I am happy to have resolved our differences with Disney. I’m incredibly proud of the work we’ve done together over the years and have greatly enjoyed my creative relationship with the team. I look forward to continuing our collaboration in years to come.
Although there are no details revealed as to the terms of the settlement, industry insiders such as Grace Randolph (Beyond the Trailer on YouTube) are stating that while Disney likely did not pay the initial $100 million demand, the amount paid to Johansson is likely in the ballpark of "tens of millions".
— Grace Randolph (@GraceRandolph) October 1, 2021
Where it’s going
With the matter of the Black Widow lawsuit drawing to a close, there are still ripples within the entertainment industry that will be felt for some time.
One of these is that the precedent has been set regarding the creative forces (such as the actors, producers, directors, crew, etc.) and their possible concerns with how deals are negotiated, particularly with hybrid releases.

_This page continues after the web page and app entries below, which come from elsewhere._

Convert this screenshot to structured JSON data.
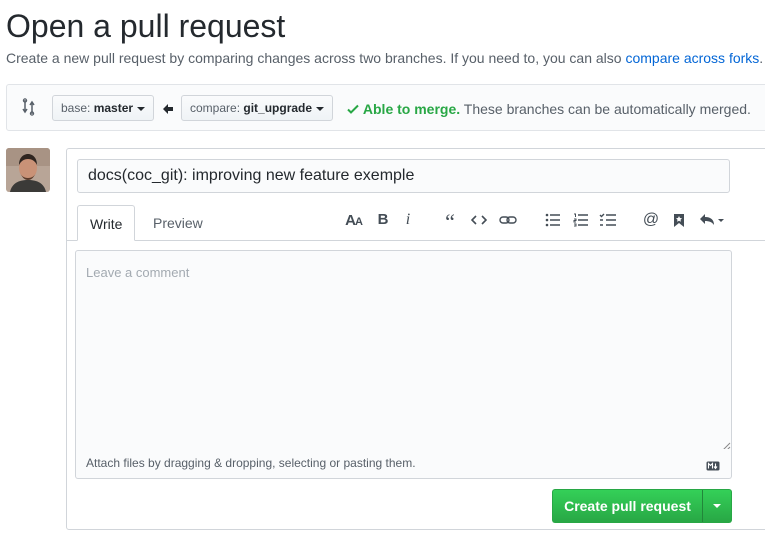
{
  "page": {
    "title": "Open a pull request",
    "subtitle_text": "Create a new pull request by comparing changes across two branches. If you need to, you can also ",
    "subtitle_link": "compare across forks",
    "subtitle_end": "."
  },
  "range": {
    "base_label": "base:",
    "base_value": "master",
    "compare_label": "compare:",
    "compare_value": "git_upgrade",
    "merge_status": "Able to merge.",
    "merge_detail": " These branches can be automatically merged."
  },
  "form": {
    "title_value": "docs(coc_git): improving new feature exemple",
    "tabs": [
      {
        "label": "Write"
      },
      {
        "label": "Preview"
      }
    ],
    "comment_placeholder": "Leave a comment",
    "attach_text": "Attach files by dragging & dropping, selecting or pasting them.",
    "submit_label": "Create pull request"
  },
  "toolbar": {
    "icons": [
      "text-size-icon",
      "bold-icon",
      "italic-icon",
      "quote-icon",
      "code-icon",
      "link-icon",
      "unordered-list-icon",
      "ordered-list-icon",
      "task-list-icon",
      "mention-icon",
      "bookmark-icon",
      "reply-icon"
    ]
  },
  "colors": {
    "link": "#0366d6",
    "success": "#28a745",
    "button_green": "#2ea44f"
  }
}
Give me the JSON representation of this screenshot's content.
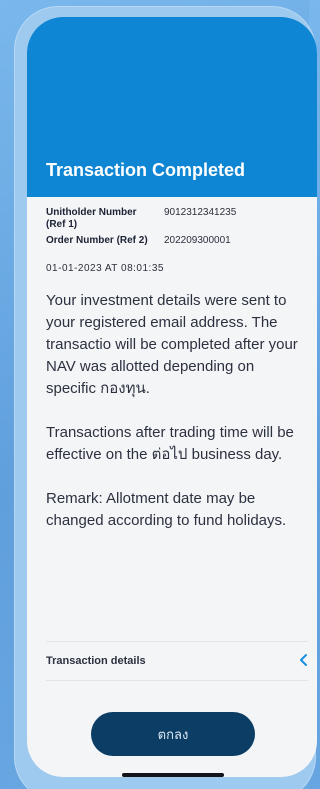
{
  "header": {
    "title": "Transaction Completed"
  },
  "references": [
    {
      "label": "Unitholder Number (Ref 1)",
      "value": "9012312341235"
    },
    {
      "label": "Order Number (Ref 2)",
      "value": "202209300001"
    }
  ],
  "datetime": "01-01-2023 AT 08:01:35",
  "message": {
    "paragraph1": "Your investment details were sent to your registered email address. The transactio will be completed after your NAV was allotted depending on specific กองทุน.",
    "paragraph2": "Transactions after trading time will be effective on the ต่อไป business day.",
    "paragraph3": "Remark: Allotment date may be changed according to fund holidays."
  },
  "details": {
    "label": "Transaction details",
    "icon": "chevron-left-icon"
  },
  "ok_button": {
    "label": "ตกลง"
  },
  "colors": {
    "header": "#0f86d4",
    "button": "#0c3d65",
    "accent": "#1a8ee0",
    "background": "#f4f5f7"
  }
}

As there are still many projects already developed or are under development prior to this hybrid model, there will likely be discussions and changes made in terms of revenues and how distributions will be decided.
Another point is how future streaming projects will be arranged from now on. Aside from Disney+, streaming services like Netflix, HBO Max, Amazon Prime, and the rest will more than likely make considerations and long-lasting decisions to avoid a similar situation as with the Disney vs. Scarlett Johansson debacle. How this will ultimately change the current landscape is anyone’s guess.
Finally, with Disney and Scarlett Johansson coming to terms on the lawsuit, it appears that the actress’s exclusive project Disney’s Tower of Terror (which she will be producing) will be moving forward. But will Johansson be starring in the film now that the legal issue with the company has been smoothed out?
And what about a potential return to her role as Black Widow? Would that be in the horizon, now that the multiverse of the MCU is being explored in projects such as What If…?, Doctor Strange in the Multiverse of Madness, and Spider-Man: No Way Home? In addition, the upcoming Hawkeye Disney+ series with Jeremy Renner and Hailee Steinfeld is rumored to be directly connected to the events of the Black Widow film. Would Johansson's Natasha Romanoff be making an appearance, even as a flashback? We will certainly keep an eye on further development.
Marvel's Black Widow will be streaming for free on Disney+ beginning October 6, 2021.